Two interesting links floated around work in the last couple days. Both related to visualizations of information or information processes.
One was this beautiful work being done by Alex Dragulescu at MIT Media Lab where he is feeding patterns from software viruses into 3D software to create visual representations of what they 'look like'... and I have to say they are very... viroid... be sure to look at the full size images.
The other was this cool web-based chess program that shows you what the computer is thinking. Go play a game. At first you might think 'so what - this doesn't enlighten me much, it's just pretty...' but play a WHOLE game. These screenshots show how the patterns of chess evolve over the course of a single game. It's fascinating actually seeing how the huge complex patterns break up somewhat quickly into overlapping patterns of lines of attack, and then devolve into tight defensive rids and huge sweeping lines for the losing and winning sides respectively.

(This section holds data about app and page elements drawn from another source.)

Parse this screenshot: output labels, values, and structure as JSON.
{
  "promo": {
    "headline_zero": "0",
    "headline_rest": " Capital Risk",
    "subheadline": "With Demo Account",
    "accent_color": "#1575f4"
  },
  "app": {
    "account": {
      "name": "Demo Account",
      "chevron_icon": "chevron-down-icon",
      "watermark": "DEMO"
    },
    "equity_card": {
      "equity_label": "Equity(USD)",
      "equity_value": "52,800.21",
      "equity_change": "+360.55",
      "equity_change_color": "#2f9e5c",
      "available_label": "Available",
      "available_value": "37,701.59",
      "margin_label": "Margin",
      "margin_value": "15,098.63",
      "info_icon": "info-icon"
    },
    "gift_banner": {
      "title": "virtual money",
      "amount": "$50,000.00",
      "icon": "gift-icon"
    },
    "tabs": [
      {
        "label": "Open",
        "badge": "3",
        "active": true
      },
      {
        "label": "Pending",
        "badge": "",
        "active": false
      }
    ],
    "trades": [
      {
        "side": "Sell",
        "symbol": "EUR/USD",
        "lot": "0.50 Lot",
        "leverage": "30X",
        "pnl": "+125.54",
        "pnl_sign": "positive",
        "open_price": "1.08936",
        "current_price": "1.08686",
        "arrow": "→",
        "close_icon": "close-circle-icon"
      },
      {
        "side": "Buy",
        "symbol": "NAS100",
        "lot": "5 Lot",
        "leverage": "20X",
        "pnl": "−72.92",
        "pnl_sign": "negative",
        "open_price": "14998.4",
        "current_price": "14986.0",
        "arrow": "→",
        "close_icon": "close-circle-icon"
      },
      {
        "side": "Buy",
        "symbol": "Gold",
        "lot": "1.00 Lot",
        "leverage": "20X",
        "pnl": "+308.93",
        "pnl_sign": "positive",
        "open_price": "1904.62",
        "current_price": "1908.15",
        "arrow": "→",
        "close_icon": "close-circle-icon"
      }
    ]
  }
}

What I wonder is if this information would be useful in teaching certain kinds of people - people with certain ways of thinking - how to play better chess. It certainly offers an alternate abstraction of the information that we get from observing a chess board. One feature I would like is for the creator to allow you to set up any board position you like - or even to feed entire games to the brain and see the patterns for each board position. This might allow a rich and interesting analysis of classic chess games and might offer interesting insights into how and why certain strategies work. Maybe I should fire a mail off to the ChessMaster team and get them to hire this guy and integrate this. That would be cool.
Anyway - beautiful stuff - these two things made my day.